BHP Billiton books $8b loss on impairments, debt rises
BHP Billiton has plunged to a $US6.4 billion ($8.1 billion) after-tax loss on the back of $US7.7 billion in impairments, after what chief executive Andrew Mackenzie described as a “challenging” year.
The global mining giant declared underlying earnings before interest and tax of $US3.5 billion, down 71 per cent from last year’s underlying profit of $US11.9 billion.
Despite boasting of a 16 per cent improvement in unit cash costs across its suite of commodities, BHP’s net debt rose 7 per cent, or $US1.7 billion, to $US26.1 billion.
BHP declared a US14 cents-a-share dividend, after yielding to pressure at the start of the year and giving up on its long-held progressive dividend policy.

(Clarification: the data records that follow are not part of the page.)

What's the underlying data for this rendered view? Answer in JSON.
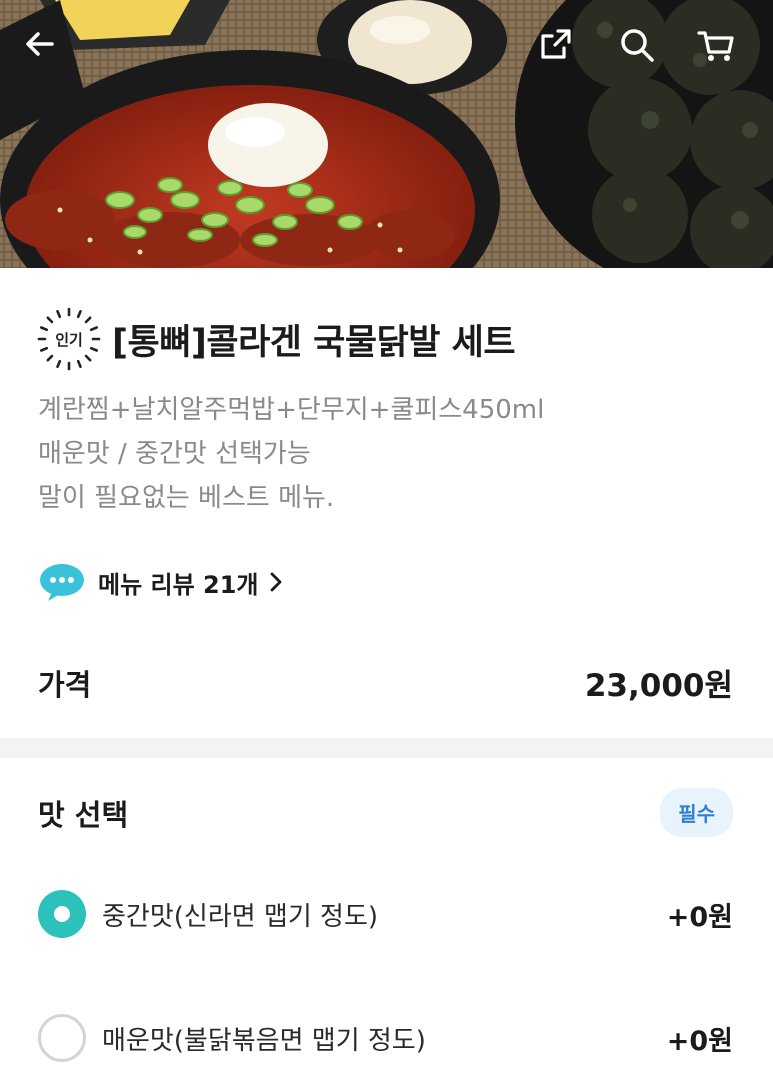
{
  "colors": {
    "accent": "#2cc1bb",
    "required_badge_bg": "#e8f3fc",
    "required_badge_text": "#2f7fd1",
    "description_text": "#8a8a8a",
    "divider": "#f1f3f5"
  },
  "header": {
    "back_icon": "back-arrow-icon",
    "share_icon": "share-icon",
    "search_icon": "search-icon",
    "cart_icon": "cart-icon"
  },
  "product": {
    "badge_text": "인기",
    "title": "[통뼈]콜라겐 국물닭발 세트",
    "description_lines": [
      "계란찜+날치알주먹밥+단무지+쿨피스450ml",
      "매운맛 / 중간맛 선택가능",
      "말이 필요없는 베스트 메뉴."
    ],
    "review_label": "메뉴 리뷰 21개",
    "price_label": "가격",
    "price_value": "23,000원"
  },
  "options_section": {
    "title": "맛 선택",
    "required_label": "필수",
    "options": [
      {
        "label": "중간맛(신라면 맵기 정도)",
        "price": "+0원",
        "selected": true
      },
      {
        "label": "매운맛(불닭볶음면 맵기 정도)",
        "price": "+0원",
        "selected": false
      }
    ]
  }
}
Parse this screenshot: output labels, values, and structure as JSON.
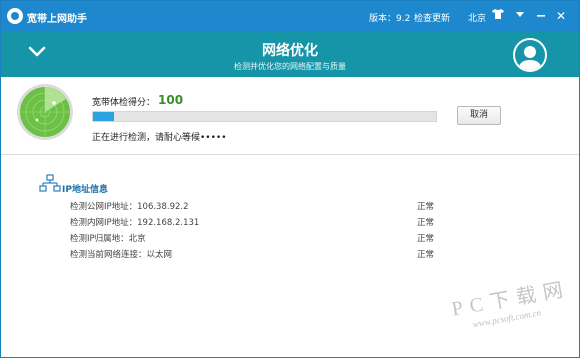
{
  "app": {
    "title": "宽带上网助手",
    "version": "版本：9.2",
    "update_label": "检查更新",
    "city": "北京",
    "shirt_icon": "shirt-icon",
    "menu_icon": "chevron-down-icon",
    "minimize_icon": "minimize-icon",
    "close_glyph": "✕"
  },
  "header": {
    "title": "网络优化",
    "subtitle": "检测并优化您的网络配置与质量"
  },
  "scan": {
    "score_label": "宽带体检得分：",
    "score_value": "100",
    "progress_percent": 6,
    "status_text": "正在进行检测，请耐心等候•••••",
    "cancel_label": "取消"
  },
  "ip_section": {
    "title": "IP地址信息",
    "rows": [
      {
        "label": "检测公网IP地址：106.38.92.2",
        "status": "正常"
      },
      {
        "label": "检测内网IP地址：192.168.2.131",
        "status": "正常"
      },
      {
        "label": "检测IP归属地：北京",
        "status": "正常"
      },
      {
        "label": "检测当前网络连接：以太网",
        "status": "正常"
      }
    ]
  },
  "watermark": {
    "text": "PC下载网",
    "url": "www.pcsoft.com.cn"
  },
  "colors": {
    "titlebar": "#1e88cf",
    "subheader": "#1795a8",
    "progress": "#2aa3e0",
    "score": "#3a8f2a",
    "radar": "#5cb83a"
  }
}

In a statement, Mr Mackenzie said the company expected to deliver another $US1.8 billion of productivity gains over the next year.
He forecast its operations would deliver more than $US7 billion in free cash flow and a reduction in the company’s net debt.